“I went back to the outbuilding and climbed onto the ladder and could see him.
“He was face down on the floor. I could see blood coming from his head. I was very panicked and started calling ‘Shep’.
“I was calling his name but I was getting no response.
“I could see there was lots of blood and he wasn’t moving. I gently shook his legs but there was no response.
“He wasn’t breathing and I could see there was lots of blood by his nose and mouth.”
Mr Anderson called for an ambulance, but the best efforts of paramedics failed to save Mr Sheppy – who was pronounced dead at the scene.
A post mortem found the deceased suffered an open head fracture from the fall.
Doctors also found there were no drugs or alcohol in his system, while his GP reported Mr Sheppy appeared to be ‘extremely well’ before the accident.
Simon Chilcott, of the Health and Safety Executive (HSE), investigated the incident.
He told the court: “The ladder was in good condition.

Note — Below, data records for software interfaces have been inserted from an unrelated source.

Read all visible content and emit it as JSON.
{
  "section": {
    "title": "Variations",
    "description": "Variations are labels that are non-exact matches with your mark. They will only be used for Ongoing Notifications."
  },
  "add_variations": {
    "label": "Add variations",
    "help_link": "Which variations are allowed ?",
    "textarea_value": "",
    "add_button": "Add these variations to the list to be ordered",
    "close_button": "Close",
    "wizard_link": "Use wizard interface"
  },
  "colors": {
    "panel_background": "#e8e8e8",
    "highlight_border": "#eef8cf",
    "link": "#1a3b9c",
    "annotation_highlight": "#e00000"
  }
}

“It wouldn’t have been easy to walk across the mezzanine. There were lots of things up there and you would need to pick your way through it. There was no barrier.
“The most probable explanation is he was trying to acquire some timber from the storage area and fell from the open edge.
“It should have had some rails to prevent you falling.”
No action, other than the installation of a guard rail, has been taken against the farm – which is overseen by the Cobthorn Trust, of which Mr Sheppy was a trustee – by the HSE as it was deemed he had ‘control of his workspace’, but the HSE ‘understands the farm is not going to carry on’ without Mr Sheppy.
After a short deliberation, the jury concluded Mr Sheppy’s death was caused by an accidental ‘traumatic’ head injury.
Assistant coroner Peter Harrowing said: “The fall was not witnessed by anyone. Whether he tripped, slipped or bumped his head, we will never know.”
Alex Ballard, who has penned a book on Mr Sheppy since his death, paid tribute to her friend.
She told the Times: “Many saw only the farmer in his muddy clothes, and were unaware of the scientist, academic and musician behind the appearance.
“However, Andrew sat on advisory committees, was the president of several bodies concerned with rare breeds and was a guest lecturer at Bristol University’s Langford vet college.
“He also played the church organ and conducted choirs.
“He died leaving so much he planned to do still undone. However his legacy does live on in the breeds that he saved from extinction, the music he wrote, the vets, singers and musicians he taught and inspired, and the farmers and geneticists who are trying to continue his work.”